● Recorded data:
◇ ◇ ◇ ◇ ◇
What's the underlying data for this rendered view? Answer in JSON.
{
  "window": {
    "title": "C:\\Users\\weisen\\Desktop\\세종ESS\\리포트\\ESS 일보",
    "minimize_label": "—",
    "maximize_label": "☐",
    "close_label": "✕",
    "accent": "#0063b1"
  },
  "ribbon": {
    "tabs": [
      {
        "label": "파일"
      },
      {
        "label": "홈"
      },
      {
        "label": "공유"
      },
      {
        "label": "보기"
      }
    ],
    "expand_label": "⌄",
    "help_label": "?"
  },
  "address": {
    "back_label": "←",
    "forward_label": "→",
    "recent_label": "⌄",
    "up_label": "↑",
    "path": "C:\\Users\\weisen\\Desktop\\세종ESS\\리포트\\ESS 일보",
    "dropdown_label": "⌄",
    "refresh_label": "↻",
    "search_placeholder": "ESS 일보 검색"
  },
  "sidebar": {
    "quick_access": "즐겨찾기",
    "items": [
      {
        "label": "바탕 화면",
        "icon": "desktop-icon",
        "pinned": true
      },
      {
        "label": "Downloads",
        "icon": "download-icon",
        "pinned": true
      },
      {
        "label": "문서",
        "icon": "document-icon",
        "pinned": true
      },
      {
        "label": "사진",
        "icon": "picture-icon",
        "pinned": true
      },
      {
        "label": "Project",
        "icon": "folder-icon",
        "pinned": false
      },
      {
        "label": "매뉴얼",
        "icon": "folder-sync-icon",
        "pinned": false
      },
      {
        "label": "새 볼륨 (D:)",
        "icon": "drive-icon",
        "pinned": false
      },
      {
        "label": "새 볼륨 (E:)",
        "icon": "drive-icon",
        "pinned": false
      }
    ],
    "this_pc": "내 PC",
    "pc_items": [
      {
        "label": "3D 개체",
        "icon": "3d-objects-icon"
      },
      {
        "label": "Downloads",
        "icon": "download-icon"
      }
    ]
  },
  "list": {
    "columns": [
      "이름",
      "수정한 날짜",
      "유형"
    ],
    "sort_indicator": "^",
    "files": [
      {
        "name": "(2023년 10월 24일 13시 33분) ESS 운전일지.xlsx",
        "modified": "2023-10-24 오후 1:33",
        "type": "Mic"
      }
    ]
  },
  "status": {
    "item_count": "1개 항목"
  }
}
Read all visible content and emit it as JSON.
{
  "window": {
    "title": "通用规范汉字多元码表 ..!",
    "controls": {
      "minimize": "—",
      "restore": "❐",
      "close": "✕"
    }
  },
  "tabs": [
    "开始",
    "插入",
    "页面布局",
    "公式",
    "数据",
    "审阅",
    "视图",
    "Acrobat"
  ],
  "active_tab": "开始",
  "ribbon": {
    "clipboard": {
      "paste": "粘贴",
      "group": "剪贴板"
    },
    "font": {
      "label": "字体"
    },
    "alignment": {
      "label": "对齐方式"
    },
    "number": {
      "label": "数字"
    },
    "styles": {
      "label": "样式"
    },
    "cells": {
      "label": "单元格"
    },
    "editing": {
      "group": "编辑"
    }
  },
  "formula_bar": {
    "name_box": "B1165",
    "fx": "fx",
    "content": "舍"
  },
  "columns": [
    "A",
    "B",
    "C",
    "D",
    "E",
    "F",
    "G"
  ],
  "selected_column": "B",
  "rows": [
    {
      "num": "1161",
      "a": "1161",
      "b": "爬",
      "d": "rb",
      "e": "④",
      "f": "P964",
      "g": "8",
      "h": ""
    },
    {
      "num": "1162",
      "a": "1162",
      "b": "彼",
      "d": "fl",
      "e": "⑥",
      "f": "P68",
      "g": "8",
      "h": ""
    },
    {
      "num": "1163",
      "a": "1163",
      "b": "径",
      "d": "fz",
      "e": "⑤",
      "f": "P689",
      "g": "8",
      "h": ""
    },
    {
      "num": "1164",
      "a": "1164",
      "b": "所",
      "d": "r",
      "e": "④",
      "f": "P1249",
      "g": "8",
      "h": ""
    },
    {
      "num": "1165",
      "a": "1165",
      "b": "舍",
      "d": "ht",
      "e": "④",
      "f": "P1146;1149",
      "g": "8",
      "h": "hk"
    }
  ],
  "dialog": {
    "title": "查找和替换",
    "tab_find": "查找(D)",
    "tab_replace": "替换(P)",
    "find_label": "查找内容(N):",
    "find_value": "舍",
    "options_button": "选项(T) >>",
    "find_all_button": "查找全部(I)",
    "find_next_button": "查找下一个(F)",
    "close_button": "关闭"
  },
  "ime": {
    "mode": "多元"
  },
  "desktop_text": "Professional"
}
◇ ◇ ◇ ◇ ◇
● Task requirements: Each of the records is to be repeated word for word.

● Response to this task:
What's the underlying data for this rendered view? Answer in JSON.
{
  "window": {
    "title": "C:\\Users\\weisen\\Desktop\\세종ESS\\리포트\\ESS 일보",
    "minimize_label": "—",
    "maximize_label": "☐",
    "close_label": "✕",
    "accent": "#0063b1"
  },
  "ribbon": {
    "tabs": [
      {
        "label": "파일"
      },
      {
        "label": "홈"
      },
      {
        "label": "공유"
      },
      {
        "label": "보기"
      }
    ],
    "expand_label": "⌄",
    "help_label": "?"
  },
  "address": {
    "back_label": "←",
    "forward_label": "→",
    "recent_label": "⌄",
    "up_label": "↑",
    "path": "C:\\Users\\weisen\\Desktop\\세종ESS\\리포트\\ESS 일보",
    "dropdown_label": "⌄",
    "refresh_label": "↻",
    "search_placeholder": "ESS 일보 검색"
  },
  "sidebar": {
    "quick_access": "즐겨찾기",
    "items": [
      {
        "label": "바탕 화면",
        "icon": "desktop-icon",
        "pinned": true
      },
      {
        "label": "Downloads",
        "icon": "download-icon",
        "pinned": true
      },
      {
        "label": "문서",
        "icon": "document-icon",
        "pinned": true
      },
      {
        "label": "사진",
        "icon": "picture-icon",
        "pinned": true
      },
      {
        "label": "Project",
        "icon": "folder-icon",
        "pinned": false
      },
      {
        "label": "매뉴얼",
        "icon": "folder-sync-icon",
        "pinned": false
      },
      {
        "label": "새 볼륨 (D:)",
        "icon": "drive-icon",
        "pinned": false
      },
      {
        "label": "새 볼륨 (E:)",
        "icon": "drive-icon",
        "pinned": false
      }
    ],
    "this_pc": "내 PC",
    "pc_items": [
      {
        "label": "3D 개체",
        "icon": "3d-objects-icon"
      },
      {
        "label": "Downloads",
        "icon": "download-icon"
      }
    ]
  },
  "list": {
    "columns": [
      "이름",
      "수정한 날짜",
      "유형"
    ],
    "sort_indicator": "^",
    "files": [
      {
        "name": "(2023년 10월 24일 13시 33분) ESS 운전일지.xlsx",
        "modified": "2023-10-24 오후 1:33",
        "type": "Mic"
      }
    ]
  },
  "status": {
    "item_count": "1개 항목"
  }
}
Read all visible content and emit it as JSON.
{
  "window": {
    "title": "通用规范汉字多元码表 ..!",
    "controls": {
      "minimize": "—",
      "restore": "❐",
      "close": "✕"
    }
  },
  "tabs": [
    "开始",
    "插入",
    "页面布局",
    "公式",
    "数据",
    "审阅",
    "视图",
    "Acrobat"
  ],
  "active_tab": "开始",
  "ribbon": {
    "clipboard": {
      "paste": "粘贴",
      "group": "剪贴板"
    },
    "font": {
      "label": "字体"
    },
    "alignment": {
      "label": "对齐方式"
    },
    "number": {
      "label": "数字"
    },
    "styles": {
      "label": "样式"
    },
    "cells": {
      "label": "单元格"
    },
    "editing": {
      "group": "编辑"
    }
  },
  "formula_bar": {
    "name_box": "B1165",
    "fx": "fx",
    "content": "舍"
  },
  "columns": [
    "A",
    "B",
    "C",
    "D",
    "E",
    "F",
    "G"
  ],
  "selected_column": "B",
  "rows": [
    {
      "num": "1161",
      "a": "1161",
      "b": "爬",
      "d": "rb",
      "e": "④",
      "f": "P964",
      "g": "8",
      "h": ""
    },
    {
      "num": "1162",
      "a": "1162",
      "b": "彼",
      "d": "fl",
      "e": "⑥",
      "f": "P68",
      "g": "8",
      "h": ""
    },
    {
      "num": "1163",
      "a": "1163",
      "b": "径",
      "d": "fz",
      "e": "⑤",
      "f": "P689",
      "g": "8",
      "h": ""
    },
    {
      "num": "1164",
      "a": "1164",
      "b": "所",
      "d": "r",
      "e": "④",
      "f": "P1249",
      "g": "8",
      "h": ""
    },
    {
      "num": "1165",
      "a": "1165",
      "b": "舍",
      "d": "ht",
      "e": "④",
      "f": "P1146;1149",
      "g": "8",
      "h": "hk"
    }
  ],
  "dialog": {
    "title": "查找和替换",
    "tab_find": "查找(D)",
    "tab_replace": "替换(P)",
    "find_label": "查找内容(N):",
    "find_value": "舍",
    "options_button": "选项(T) >>",
    "find_all_button": "查找全部(I)",
    "find_next_button": "查找下一个(F)",
    "close_button": "关闭"
  },
  "ime": {
    "mode": "多元"
  },
  "desktop_text": "Professional"
}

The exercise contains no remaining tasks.